(WORK INSTRUCTIONS)
Filter the records below and copy every line containing the word "Sipariş".

┌────────

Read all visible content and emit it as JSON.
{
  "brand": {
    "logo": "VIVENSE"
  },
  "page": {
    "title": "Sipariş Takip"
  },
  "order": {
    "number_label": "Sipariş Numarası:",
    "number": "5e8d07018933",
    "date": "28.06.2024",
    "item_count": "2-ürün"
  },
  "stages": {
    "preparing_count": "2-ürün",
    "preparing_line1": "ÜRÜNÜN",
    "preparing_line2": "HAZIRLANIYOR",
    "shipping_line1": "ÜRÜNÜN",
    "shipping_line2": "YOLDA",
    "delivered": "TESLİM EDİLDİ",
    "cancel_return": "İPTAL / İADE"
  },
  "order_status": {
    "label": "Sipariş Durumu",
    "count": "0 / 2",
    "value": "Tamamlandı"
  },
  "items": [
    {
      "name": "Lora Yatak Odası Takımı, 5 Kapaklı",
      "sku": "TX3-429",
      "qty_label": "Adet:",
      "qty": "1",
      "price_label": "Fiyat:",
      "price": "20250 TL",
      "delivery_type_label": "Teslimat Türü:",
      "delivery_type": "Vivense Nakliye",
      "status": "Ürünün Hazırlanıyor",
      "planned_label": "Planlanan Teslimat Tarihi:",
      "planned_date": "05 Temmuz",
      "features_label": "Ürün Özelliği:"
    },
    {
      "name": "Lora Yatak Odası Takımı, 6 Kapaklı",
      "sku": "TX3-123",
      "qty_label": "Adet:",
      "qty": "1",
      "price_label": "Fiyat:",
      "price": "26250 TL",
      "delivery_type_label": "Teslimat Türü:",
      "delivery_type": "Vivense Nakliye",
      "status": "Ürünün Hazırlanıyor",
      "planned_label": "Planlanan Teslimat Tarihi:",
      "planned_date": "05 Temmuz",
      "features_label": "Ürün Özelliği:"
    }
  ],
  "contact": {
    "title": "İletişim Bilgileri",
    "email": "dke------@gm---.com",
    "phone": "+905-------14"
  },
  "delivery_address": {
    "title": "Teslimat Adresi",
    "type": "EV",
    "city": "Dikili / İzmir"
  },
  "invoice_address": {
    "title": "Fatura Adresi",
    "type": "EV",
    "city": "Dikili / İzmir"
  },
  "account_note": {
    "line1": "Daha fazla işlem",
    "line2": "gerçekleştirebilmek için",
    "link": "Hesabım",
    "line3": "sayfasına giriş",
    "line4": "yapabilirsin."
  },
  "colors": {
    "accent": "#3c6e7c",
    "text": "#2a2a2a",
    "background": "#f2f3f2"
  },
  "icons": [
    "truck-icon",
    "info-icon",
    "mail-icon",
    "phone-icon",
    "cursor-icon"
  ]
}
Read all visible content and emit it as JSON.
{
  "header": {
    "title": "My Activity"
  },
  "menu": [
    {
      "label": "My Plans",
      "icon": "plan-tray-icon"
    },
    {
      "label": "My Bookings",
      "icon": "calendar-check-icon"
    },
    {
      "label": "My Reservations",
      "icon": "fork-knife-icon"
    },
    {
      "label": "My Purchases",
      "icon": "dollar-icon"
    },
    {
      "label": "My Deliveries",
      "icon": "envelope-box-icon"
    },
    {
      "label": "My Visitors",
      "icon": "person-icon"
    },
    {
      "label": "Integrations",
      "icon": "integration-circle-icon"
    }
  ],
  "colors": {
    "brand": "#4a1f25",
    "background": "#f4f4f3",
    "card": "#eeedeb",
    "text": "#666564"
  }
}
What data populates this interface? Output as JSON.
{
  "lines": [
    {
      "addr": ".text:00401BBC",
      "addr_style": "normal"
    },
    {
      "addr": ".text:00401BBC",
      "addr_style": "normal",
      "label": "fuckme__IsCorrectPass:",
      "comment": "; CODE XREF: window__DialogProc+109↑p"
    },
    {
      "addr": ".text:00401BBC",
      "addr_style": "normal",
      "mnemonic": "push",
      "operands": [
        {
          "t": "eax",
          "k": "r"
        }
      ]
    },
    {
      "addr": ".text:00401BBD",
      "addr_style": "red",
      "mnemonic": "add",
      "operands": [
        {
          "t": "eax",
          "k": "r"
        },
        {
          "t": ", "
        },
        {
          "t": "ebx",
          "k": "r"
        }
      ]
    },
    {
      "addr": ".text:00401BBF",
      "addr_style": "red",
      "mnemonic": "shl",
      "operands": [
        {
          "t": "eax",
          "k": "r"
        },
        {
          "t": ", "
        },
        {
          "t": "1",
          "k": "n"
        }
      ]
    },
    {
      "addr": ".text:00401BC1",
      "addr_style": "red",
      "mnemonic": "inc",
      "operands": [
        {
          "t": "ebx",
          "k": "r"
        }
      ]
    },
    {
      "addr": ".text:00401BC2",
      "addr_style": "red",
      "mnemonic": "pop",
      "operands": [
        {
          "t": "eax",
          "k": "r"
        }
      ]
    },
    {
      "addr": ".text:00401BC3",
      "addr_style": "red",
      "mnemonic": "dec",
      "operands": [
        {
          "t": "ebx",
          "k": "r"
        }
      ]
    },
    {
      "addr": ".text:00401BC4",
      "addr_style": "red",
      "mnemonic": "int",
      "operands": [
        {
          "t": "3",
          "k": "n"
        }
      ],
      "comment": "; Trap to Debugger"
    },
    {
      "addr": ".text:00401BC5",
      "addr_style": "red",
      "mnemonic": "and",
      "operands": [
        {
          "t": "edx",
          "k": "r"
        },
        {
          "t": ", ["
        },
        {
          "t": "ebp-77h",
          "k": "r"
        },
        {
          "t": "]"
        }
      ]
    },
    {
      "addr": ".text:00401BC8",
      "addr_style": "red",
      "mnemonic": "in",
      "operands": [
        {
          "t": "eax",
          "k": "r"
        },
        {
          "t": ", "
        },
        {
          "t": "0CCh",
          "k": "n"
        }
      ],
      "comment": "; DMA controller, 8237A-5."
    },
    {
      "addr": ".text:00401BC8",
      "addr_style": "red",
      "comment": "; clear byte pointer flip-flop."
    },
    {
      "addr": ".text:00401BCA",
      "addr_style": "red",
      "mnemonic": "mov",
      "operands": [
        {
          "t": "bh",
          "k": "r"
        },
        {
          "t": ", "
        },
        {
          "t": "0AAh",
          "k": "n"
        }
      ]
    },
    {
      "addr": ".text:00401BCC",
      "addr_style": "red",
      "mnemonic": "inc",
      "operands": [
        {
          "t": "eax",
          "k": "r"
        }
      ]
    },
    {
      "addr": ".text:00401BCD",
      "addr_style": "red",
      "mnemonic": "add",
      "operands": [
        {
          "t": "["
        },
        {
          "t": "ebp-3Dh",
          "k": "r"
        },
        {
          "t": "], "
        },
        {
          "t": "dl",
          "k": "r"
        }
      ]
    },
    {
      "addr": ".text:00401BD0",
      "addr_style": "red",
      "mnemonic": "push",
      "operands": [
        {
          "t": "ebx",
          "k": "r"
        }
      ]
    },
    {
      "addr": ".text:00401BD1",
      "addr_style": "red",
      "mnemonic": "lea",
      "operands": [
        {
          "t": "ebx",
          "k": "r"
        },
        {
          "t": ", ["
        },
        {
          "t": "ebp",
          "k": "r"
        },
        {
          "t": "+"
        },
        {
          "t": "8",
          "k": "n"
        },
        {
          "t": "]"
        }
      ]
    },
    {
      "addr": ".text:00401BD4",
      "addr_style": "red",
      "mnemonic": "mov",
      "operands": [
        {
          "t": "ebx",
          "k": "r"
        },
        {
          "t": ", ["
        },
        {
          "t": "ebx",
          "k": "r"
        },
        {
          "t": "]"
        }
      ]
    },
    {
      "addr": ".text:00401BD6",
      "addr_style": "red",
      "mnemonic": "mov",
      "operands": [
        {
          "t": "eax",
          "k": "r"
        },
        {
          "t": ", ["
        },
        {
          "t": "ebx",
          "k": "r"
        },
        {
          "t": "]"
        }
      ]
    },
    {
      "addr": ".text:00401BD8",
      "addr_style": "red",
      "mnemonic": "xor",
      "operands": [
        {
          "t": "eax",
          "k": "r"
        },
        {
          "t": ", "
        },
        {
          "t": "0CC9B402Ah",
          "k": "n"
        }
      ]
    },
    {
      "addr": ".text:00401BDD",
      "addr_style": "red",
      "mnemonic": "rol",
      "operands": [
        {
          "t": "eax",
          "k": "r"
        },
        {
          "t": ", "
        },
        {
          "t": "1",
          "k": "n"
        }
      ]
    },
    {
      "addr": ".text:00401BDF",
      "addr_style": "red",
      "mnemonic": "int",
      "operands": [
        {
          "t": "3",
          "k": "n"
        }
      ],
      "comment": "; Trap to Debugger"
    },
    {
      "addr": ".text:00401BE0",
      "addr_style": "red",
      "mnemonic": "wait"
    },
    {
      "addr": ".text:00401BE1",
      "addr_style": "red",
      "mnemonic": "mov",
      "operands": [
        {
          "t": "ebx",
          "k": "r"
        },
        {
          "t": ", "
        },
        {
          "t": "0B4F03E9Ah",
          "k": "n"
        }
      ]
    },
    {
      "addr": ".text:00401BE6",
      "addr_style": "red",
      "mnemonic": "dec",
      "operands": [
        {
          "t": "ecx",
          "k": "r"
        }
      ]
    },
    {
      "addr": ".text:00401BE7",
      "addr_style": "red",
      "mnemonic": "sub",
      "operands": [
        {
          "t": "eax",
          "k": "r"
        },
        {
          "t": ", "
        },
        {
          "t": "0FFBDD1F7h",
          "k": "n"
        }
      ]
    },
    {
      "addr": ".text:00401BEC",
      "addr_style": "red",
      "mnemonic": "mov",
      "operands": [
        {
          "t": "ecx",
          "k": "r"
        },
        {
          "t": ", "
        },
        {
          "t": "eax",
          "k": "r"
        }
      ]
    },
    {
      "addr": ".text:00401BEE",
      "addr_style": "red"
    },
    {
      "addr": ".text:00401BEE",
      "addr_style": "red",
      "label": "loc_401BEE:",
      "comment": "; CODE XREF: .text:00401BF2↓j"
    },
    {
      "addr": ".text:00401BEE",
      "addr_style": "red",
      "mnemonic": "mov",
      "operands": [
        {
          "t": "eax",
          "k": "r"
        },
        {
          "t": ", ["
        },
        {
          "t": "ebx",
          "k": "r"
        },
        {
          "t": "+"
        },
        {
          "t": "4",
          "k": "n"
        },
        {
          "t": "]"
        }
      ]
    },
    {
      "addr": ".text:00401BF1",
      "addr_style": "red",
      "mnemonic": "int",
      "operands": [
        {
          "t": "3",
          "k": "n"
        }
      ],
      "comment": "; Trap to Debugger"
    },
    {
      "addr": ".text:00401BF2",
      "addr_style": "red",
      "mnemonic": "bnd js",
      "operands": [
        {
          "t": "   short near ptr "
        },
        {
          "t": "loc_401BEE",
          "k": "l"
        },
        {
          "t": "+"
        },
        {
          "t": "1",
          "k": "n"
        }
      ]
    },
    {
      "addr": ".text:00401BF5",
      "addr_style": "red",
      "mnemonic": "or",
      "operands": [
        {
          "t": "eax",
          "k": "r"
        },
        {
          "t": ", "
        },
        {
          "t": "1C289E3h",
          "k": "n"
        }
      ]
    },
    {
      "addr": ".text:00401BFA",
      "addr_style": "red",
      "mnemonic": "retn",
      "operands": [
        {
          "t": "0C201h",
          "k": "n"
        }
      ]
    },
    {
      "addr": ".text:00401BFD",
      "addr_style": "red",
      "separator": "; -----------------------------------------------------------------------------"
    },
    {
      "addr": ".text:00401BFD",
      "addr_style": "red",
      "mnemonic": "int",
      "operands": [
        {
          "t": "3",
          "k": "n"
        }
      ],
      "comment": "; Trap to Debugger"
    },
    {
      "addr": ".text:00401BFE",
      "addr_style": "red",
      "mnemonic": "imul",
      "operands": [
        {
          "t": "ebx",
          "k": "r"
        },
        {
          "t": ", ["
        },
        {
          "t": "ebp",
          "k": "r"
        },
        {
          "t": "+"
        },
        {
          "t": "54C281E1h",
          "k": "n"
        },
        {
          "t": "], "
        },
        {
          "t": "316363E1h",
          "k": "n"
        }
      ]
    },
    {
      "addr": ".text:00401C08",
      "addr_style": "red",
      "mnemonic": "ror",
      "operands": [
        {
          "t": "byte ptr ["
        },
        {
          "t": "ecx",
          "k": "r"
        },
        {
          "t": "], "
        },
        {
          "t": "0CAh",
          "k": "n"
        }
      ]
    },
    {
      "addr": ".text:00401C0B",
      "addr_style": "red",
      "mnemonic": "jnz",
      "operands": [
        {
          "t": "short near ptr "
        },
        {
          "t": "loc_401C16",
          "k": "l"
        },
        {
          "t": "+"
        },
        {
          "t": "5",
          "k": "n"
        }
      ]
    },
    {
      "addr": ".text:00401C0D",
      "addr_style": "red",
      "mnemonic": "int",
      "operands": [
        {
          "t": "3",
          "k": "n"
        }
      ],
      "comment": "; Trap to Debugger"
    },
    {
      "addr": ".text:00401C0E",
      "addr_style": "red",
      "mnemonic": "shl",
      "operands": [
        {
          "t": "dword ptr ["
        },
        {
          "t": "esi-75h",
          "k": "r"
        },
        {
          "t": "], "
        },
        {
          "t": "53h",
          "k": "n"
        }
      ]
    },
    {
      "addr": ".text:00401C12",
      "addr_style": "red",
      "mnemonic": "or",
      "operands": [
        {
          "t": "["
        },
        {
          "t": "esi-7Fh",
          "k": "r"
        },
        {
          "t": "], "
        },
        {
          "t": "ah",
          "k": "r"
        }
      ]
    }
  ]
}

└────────

(WRITTEN RESPONSE)
    "title": "Sipariş Takip"
    "number_label": "Sipariş Numarası:",
    "label": "Sipariş Durumu",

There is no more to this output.